I’ve just been looking over your website, via linking from the Eat Local Challenge. I think it’s great that you’re helping to build awareness about eating locally and supporting small, family farmers. I work with an organization called the Eat Well Guide, which is affiliated with Sustainable Table. Our web address is www.eatwellguide.com. Basically, we are a search engine to help people eat sustainably and locally. Our guide of farms, stores, restaurants and organizations is meat and dairy based, as opposed to Local Harvest, which seems to be most comprehensive for produce-only farmers. We are trying to inspire consumers to avoid factory farms and instead purchase meat, poultry, eggs and dairy from healthy, naturally raised animals.

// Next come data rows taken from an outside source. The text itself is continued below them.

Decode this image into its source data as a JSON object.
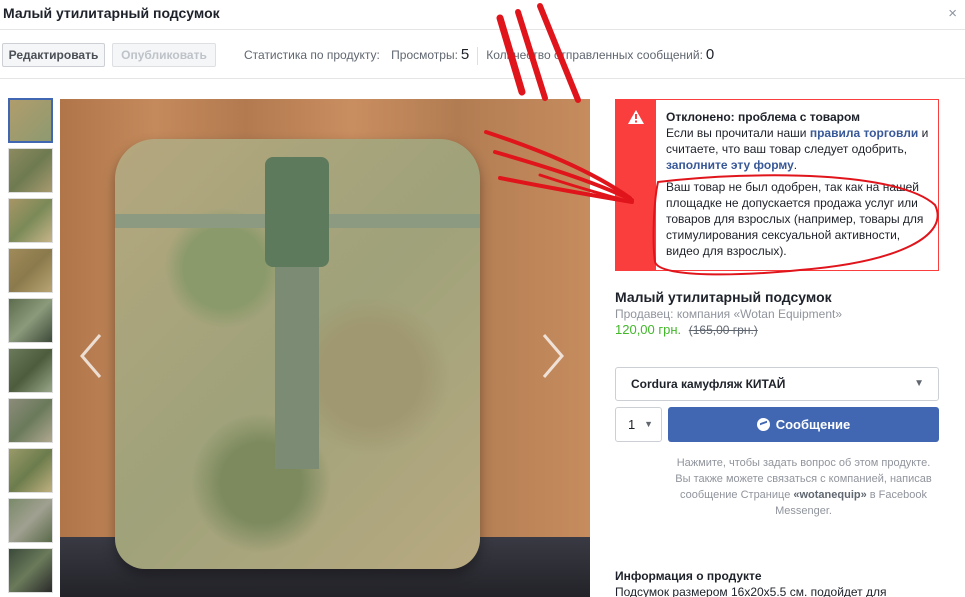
{
  "header": {
    "title": "Малый утилитарный подсумок",
    "close": "×"
  },
  "toolbar": {
    "edit_label": "Редактировать",
    "publish_label": "Опубликовать",
    "stats_label": "Статистика по продукту:",
    "views_label": "Просмотры:",
    "views_value": "5",
    "messages_label": "Количество отправленных сообщений:",
    "messages_value": "0"
  },
  "rejection": {
    "icon": "warning-icon",
    "heading": "Отклонено: проблема с товаром",
    "text1": "Если вы прочитали наши",
    "link1": "правила торговли",
    "text2": "и считаете, что ваш товар следует одобрить,",
    "link2": "заполните эту форму",
    "text3": ".",
    "reason": "Ваш товар не был одобрен, так как на нашей площадке не допускается продажа услуг или товаров для взрослых (например, товары для стимулирования сексуальной активности, видео для взрослых)."
  },
  "product": {
    "title": "Малый утилитарный подсумок",
    "seller": "Продавец: компания «Wotan Equipment»",
    "price": "120,00 грн.",
    "old_price": "(165,00 грн.)",
    "variant": "Cordura камуфляж КИТАЙ",
    "quantity": "1",
    "message_button": "Сообщение",
    "help_text1": "Нажмите, чтобы задать вопрос об этом продукте. Вы также можете связаться с компанией, написав сообщение Странице",
    "help_page": "«wotanequip»",
    "help_text2": "в Facebook Messenger.",
    "info_title": "Информация о продукте",
    "info_text": "Подсумок размером 16x20x5.5 см. подойдет для"
  },
  "colors": {
    "accent": "#4267b2",
    "error": "#fa3e3e",
    "price": "#42b72a",
    "annotation": "#e0151c"
  }
}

You may have heard of our organization previously via the Meatrix and the Meatrix II, both short animated online movies, produced by our organization to highlight the ills of factory farming. Our Eat Well Guide is a work in progress, but I hope that you can take a minute to look through the directory (notice that you can even adjust your search radius for 100 miles – the perfect aid for the Eat Local Challenge!), since we are trying to spread the word about it’s existence. You are, of course, free to link to us in any way.
Thanks, and good luck with the challenge!
Good to know, and good to use! Like Local Harvest, you can plug in a zip code and find people within a certain radius, including the 100-mile Eat Local Challenge parameters.
THOUGHT FOR THE DAY: "I have had the good fortune to see how my articles
have directly benefited some farmers and helped build markets for their
products in a way that preserves land from development. That makes me a
— Michael Pollan
That's all for now. Thanks for visiting.